Maurice Crul is a professor of Sociology at the VU University in Amsterdam and the Erasmus University in Rotterdam. His most recent books include The Changing Face of World Cities co-authored with John Mollenkopf and Superdiversity. A New Vision on Integration. He is international chair of the IMISCOE network. Last year he was a distinguished guest professor at the Advanced Research Collaborative of CUNY in New York.
Stefan Lindemann is currently Sector Economist for Peace and Security at KfW Development Bank and an Associate Research Fellow at the GIGA Institute of African Affairs. He was previously a Research Fellow at the Max Planck Institute for the Study of Religious and Ethnic Diversity and an Associate Lecturer at the Department of Political Science of the Georg-August-Universität Göttingen. He holds a PhD in Development Studies from the London School of Economics and Political Science (LSE) and a German-French Double Master in Political Science from the Freie Universität Berlin and the Institut d’Etudes Politiques de Paris (IEP). Stefan is interested in a broad range of peace and security related issues, with a particular focus on ethnic armed conflict. His work has been published in journals such as African Affairs, Commonwealth & Comparative Politics, Third World Quarterly, Conflict, Security & Development, and Global Environmental Politics, among others.
Charles Husband is Professor of Social Analysis at the University of Bradford. Jörg Hüttermann is Research Fellow at the Max Planck Institute for the Study of Religious and Ethnic Diversity (MMG), Department of Socio-Cultural Diversity, Göttingen.
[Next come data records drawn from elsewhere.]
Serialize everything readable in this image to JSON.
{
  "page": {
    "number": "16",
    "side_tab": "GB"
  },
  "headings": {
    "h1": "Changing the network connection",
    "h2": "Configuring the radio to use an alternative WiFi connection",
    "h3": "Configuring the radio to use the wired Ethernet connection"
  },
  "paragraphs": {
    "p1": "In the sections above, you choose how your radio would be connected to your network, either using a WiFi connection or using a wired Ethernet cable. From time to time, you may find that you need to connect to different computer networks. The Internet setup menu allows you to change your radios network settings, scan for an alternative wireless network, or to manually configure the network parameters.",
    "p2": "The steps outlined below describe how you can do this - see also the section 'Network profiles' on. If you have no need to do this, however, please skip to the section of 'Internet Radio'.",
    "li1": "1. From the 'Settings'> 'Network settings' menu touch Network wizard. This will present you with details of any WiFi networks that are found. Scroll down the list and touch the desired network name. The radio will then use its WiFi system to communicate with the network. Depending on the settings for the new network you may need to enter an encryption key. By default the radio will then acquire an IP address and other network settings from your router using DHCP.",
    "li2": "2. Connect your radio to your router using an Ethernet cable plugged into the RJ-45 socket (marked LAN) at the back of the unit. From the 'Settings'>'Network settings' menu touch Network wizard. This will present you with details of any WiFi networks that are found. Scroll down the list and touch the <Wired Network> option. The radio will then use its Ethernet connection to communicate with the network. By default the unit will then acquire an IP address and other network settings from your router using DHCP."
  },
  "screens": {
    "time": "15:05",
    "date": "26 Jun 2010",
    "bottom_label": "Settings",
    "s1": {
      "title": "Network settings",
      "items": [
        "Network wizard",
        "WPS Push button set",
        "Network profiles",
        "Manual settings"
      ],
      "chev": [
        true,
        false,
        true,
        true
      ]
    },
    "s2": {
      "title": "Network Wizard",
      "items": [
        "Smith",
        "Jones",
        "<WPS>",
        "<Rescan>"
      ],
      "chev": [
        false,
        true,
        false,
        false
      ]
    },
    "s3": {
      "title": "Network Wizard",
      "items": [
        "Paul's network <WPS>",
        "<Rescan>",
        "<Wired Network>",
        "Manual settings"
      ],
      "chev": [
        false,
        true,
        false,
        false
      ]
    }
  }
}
Suzanne Hall is an urban ethnographer, and has practised as an architect in South Africa. She is an Assistant Professor in the Department of Sociology and Researcher at LSE Cities, London School of Economics and Political Science. Her research and teaching interests are foregrounded in local formations of global urbanisation, particularly, urban migration and migrant mico-economies, urban multiculture and civility, ethnography and visual methods. She currently leads a research project on ‘Ordinary Streets’, focusing on migrant economies and urban space.
Alison Dundes Renteln is Professor of Political Science at the University of Southern California where she teaches Law and Public Policy with an emphasis on international law and human rights. She holds joint appointments in Anthropology, the Price School of Public Policy, and the Gould School of Law. A graduate of Harvard (History and Literature), she has a Ph.D. in Jurisprudence and Social Policy from the University of California, Berkeley and a J.D. from the USC Gould School of Law. She has served as Director of the Jesse Unruh Institute of Politics, Vice-Chair, and Chair of the Department of Political Science. In 2005 she received the USC Associates Award for Excellence in Teaching (campus-wide). In Fall 2013 was a fellow at the Center for Advanced Study in the Behavioral Sciences at Stanford University where she conducted research on incentives for civic engagement including the legal duty to rescue. In Spring 2014 she will be a Human Rights Fellow at the School of Advanced Study at the University of London.
Oliver Bakewell is Co-Director and James Martin Fellow at the International Migration Institute (IMI), University of Oxford. His current research focuses on migration, diasporas and global development; social theory and migration; African migration and borderlands. He holds a PhD and MSc in Development Studies and a BA in Mathematics.